**PROBLEM:**
Go through the lines below and retype each one exactly.

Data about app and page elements
Segment Open

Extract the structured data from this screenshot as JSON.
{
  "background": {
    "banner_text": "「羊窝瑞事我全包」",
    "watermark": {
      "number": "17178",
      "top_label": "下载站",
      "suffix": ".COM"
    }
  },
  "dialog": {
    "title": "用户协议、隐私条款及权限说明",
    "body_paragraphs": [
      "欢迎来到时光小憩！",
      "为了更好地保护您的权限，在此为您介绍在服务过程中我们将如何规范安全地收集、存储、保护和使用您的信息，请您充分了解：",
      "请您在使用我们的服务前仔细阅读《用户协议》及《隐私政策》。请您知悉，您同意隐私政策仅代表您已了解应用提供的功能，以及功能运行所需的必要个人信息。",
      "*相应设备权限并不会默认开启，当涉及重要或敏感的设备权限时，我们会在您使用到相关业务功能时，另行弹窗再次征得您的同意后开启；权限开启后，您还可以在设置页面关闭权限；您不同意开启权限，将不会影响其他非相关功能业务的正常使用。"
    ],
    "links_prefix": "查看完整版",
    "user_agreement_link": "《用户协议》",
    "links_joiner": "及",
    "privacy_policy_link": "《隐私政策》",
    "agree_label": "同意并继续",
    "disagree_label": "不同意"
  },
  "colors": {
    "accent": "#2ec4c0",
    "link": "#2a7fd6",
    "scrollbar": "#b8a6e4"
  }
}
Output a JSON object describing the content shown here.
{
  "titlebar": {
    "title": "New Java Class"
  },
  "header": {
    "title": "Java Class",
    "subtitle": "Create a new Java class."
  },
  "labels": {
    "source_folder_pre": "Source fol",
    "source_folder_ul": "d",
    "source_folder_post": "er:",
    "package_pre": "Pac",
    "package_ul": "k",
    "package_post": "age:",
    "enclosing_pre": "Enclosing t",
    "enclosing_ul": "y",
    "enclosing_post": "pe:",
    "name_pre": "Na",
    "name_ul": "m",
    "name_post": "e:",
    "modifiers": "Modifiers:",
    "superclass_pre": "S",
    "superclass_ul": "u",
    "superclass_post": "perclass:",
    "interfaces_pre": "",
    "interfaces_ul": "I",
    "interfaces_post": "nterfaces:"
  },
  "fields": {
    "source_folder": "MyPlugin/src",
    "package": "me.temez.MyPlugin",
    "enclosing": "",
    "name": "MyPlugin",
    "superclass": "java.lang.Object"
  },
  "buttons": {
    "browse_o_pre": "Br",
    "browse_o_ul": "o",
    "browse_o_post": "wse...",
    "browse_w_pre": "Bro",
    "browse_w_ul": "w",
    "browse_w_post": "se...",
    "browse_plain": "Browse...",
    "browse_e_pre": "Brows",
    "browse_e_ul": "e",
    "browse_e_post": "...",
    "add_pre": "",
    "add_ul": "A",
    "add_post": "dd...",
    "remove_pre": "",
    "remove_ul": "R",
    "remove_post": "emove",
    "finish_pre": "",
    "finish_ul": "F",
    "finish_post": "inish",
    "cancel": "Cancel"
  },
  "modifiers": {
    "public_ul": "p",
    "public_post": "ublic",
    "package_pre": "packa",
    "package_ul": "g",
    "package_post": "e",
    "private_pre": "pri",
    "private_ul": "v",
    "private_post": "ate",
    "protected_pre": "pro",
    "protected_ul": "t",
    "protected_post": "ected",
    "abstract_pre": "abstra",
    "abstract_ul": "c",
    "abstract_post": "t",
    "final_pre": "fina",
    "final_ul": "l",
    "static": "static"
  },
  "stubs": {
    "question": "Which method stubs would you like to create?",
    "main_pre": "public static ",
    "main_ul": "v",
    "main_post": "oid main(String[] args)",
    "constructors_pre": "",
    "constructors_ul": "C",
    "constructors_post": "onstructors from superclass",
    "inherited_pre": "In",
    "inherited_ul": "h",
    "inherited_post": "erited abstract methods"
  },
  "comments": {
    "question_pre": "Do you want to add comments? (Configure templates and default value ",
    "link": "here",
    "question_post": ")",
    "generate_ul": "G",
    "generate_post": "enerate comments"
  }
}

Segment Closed

**TASK RESULT:**
Extract the structured data from this screenshot as JSON.
{
  "background": {
    "banner_text": "「羊窝瑞事我全包」",
    "watermark": {
      "number": "17178",
      "top_label": "下载站",
      "suffix": ".COM"
    }
  },
  "dialog": {
    "title": "用户协议、隐私条款及权限说明",
    "body_paragraphs": [
      "欢迎来到时光小憩！",
      "为了更好地保护您的权限，在此为您介绍在服务过程中我们将如何规范安全地收集、存储、保护和使用您的信息，请您充分了解：",
      "请您在使用我们的服务前仔细阅读《用户协议》及《隐私政策》。请您知悉，您同意隐私政策仅代表您已了解应用提供的功能，以及功能运行所需的必要个人信息。",
      "*相应设备权限并不会默认开启，当涉及重要或敏感的设备权限时，我们会在您使用到相关业务功能时，另行弹窗再次征得您的同意后开启；权限开启后，您还可以在设置页面关闭权限；您不同意开启权限，将不会影响其他非相关功能业务的正常使用。"
    ],
    "links_prefix": "查看完整版",
    "user_agreement_link": "《用户协议》",
    "links_joiner": "及",
    "privacy_policy_link": "《隐私政策》",
    "agree_label": "同意并继续",
    "disagree_label": "不同意"
  },
  "colors": {
    "accent": "#2ec4c0",
    "link": "#2a7fd6",
    "scrollbar": "#b8a6e4"
  }
}
Output a JSON object describing the content shown here.
{
  "titlebar": {
    "title": "New Java Class"
  },
  "header": {
    "title": "Java Class",
    "subtitle": "Create a new Java class."
  },
  "labels": {
    "source_folder_pre": "Source fol",
    "source_folder_ul": "d",
    "source_folder_post": "er:",
    "package_pre": "Pac",
    "package_ul": "k",
    "package_post": "age:",
    "enclosing_pre": "Enclosing t",
    "enclosing_ul": "y",
    "enclosing_post": "pe:",
    "name_pre": "Na",
    "name_ul": "m",
    "name_post": "e:",
    "modifiers": "Modifiers:",
    "superclass_pre": "S",
    "superclass_ul": "u",
    "superclass_post": "perclass:",
    "interfaces_pre": "",
    "interfaces_ul": "I",
    "interfaces_post": "nterfaces:"
  },
  "fields": {
    "source_folder": "MyPlugin/src",
    "package": "me.temez.MyPlugin",
    "enclosing": "",
    "name": "MyPlugin",
    "superclass": "java.lang.Object"
  },
  "buttons": {
    "browse_o_pre": "Br",
    "browse_o_ul": "o",
    "browse_o_post": "wse...",
    "browse_w_pre": "Bro",
    "browse_w_ul": "w",
    "browse_w_post": "se...",
    "browse_plain": "Browse...",
    "browse_e_pre": "Brows",
    "browse_e_ul": "e",
    "browse_e_post": "...",
    "add_pre": "",
    "add_ul": "A",
    "add_post": "dd...",
    "remove_pre": "",
    "remove_ul": "R",
    "remove_post": "emove",
    "finish_pre": "",
    "finish_ul": "F",
    "finish_post": "inish",
    "cancel": "Cancel"
  },
  "modifiers": {
    "public_ul": "p",
    "public_post": "ublic",
    "package_pre": "packa",
    "package_ul": "g",
    "package_post": "e",
    "private_pre": "pri",
    "private_ul": "v",
    "private_post": "ate",
    "protected_pre": "pro",
    "protected_ul": "t",
    "protected_post": "ected",
    "abstract_pre": "abstra",
    "abstract_ul": "c",
    "abstract_post": "t",
    "final_pre": "fina",
    "final_ul": "l",
    "static": "static"
  },
  "stubs": {
    "question": "Which method stubs would you like to create?",
    "main_pre": "public static ",
    "main_ul": "v",
    "main_post": "oid main(String[] args)",
    "constructors_pre": "",
    "constructors_ul": "C",
    "constructors_post": "onstructors from superclass",
    "inherited_pre": "In",
    "inherited_ul": "h",
    "inherited_post": "erited abstract methods"
  },
  "comments": {
    "question_pre": "Do you want to add comments? (Configure templates and default value ",
    "link": "here",
    "question_post": ")",
    "generate_ul": "G",
    "generate_post": "enerate comments"
  }
}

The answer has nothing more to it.